▶ **Prompt**
Only an exact reprint of all the data is acceptable.

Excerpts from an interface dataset
_ _ _ _ _

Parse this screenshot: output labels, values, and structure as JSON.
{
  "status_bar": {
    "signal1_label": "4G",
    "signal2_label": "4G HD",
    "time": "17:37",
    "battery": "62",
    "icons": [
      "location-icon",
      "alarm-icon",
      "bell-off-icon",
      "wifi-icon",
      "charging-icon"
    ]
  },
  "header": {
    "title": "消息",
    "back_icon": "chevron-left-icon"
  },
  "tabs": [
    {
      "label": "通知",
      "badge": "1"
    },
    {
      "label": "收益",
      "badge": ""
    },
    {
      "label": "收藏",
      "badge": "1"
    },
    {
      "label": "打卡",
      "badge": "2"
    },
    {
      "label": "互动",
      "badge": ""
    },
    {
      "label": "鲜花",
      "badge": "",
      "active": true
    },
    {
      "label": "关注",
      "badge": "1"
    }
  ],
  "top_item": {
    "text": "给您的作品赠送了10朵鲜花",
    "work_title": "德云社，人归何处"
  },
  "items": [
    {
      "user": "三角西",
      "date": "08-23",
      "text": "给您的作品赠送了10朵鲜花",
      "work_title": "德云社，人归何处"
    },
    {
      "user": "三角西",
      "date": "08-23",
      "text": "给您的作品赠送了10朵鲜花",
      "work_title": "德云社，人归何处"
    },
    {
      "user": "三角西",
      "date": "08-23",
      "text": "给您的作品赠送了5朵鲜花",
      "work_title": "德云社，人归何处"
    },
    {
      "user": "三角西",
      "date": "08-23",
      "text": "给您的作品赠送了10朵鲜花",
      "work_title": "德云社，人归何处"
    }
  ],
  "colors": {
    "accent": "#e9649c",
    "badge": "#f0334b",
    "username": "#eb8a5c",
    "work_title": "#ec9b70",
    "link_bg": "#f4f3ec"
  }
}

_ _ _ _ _

▶ **Solution below**
Parse this screenshot: output labels, values, and structure as JSON.
{
  "status_bar": {
    "signal1_label": "4G",
    "signal2_label": "4G HD",
    "time": "17:37",
    "battery": "62",
    "icons": [
      "location-icon",
      "alarm-icon",
      "bell-off-icon",
      "wifi-icon",
      "charging-icon"
    ]
  },
  "header": {
    "title": "消息",
    "back_icon": "chevron-left-icon"
  },
  "tabs": [
    {
      "label": "通知",
      "badge": "1"
    },
    {
      "label": "收益",
      "badge": ""
    },
    {
      "label": "收藏",
      "badge": "1"
    },
    {
      "label": "打卡",
      "badge": "2"
    },
    {
      "label": "互动",
      "badge": ""
    },
    {
      "label": "鲜花",
      "badge": "",
      "active": true
    },
    {
      "label": "关注",
      "badge": "1"
    }
  ],
  "top_item": {
    "text": "给您的作品赠送了10朵鲜花",
    "work_title": "德云社，人归何处"
  },
  "items": [
    {
      "user": "三角西",
      "date": "08-23",
      "text": "给您的作品赠送了10朵鲜花",
      "work_title": "德云社，人归何处"
    },
    {
      "user": "三角西",
      "date": "08-23",
      "text": "给您的作品赠送了10朵鲜花",
      "work_title": "德云社，人归何处"
    },
    {
      "user": "三角西",
      "date": "08-23",
      "text": "给您的作品赠送了5朵鲜花",
      "work_title": "德云社，人归何处"
    },
    {
      "user": "三角西",
      "date": "08-23",
      "text": "给您的作品赠送了10朵鲜花",
      "work_title": "德云社，人归何处"
    }
  ],
  "colors": {
    "accent": "#e9649c",
    "badge": "#f0334b",
    "username": "#eb8a5c",
    "work_title": "#ec9b70",
    "link_bg": "#f4f3ec"
  }
}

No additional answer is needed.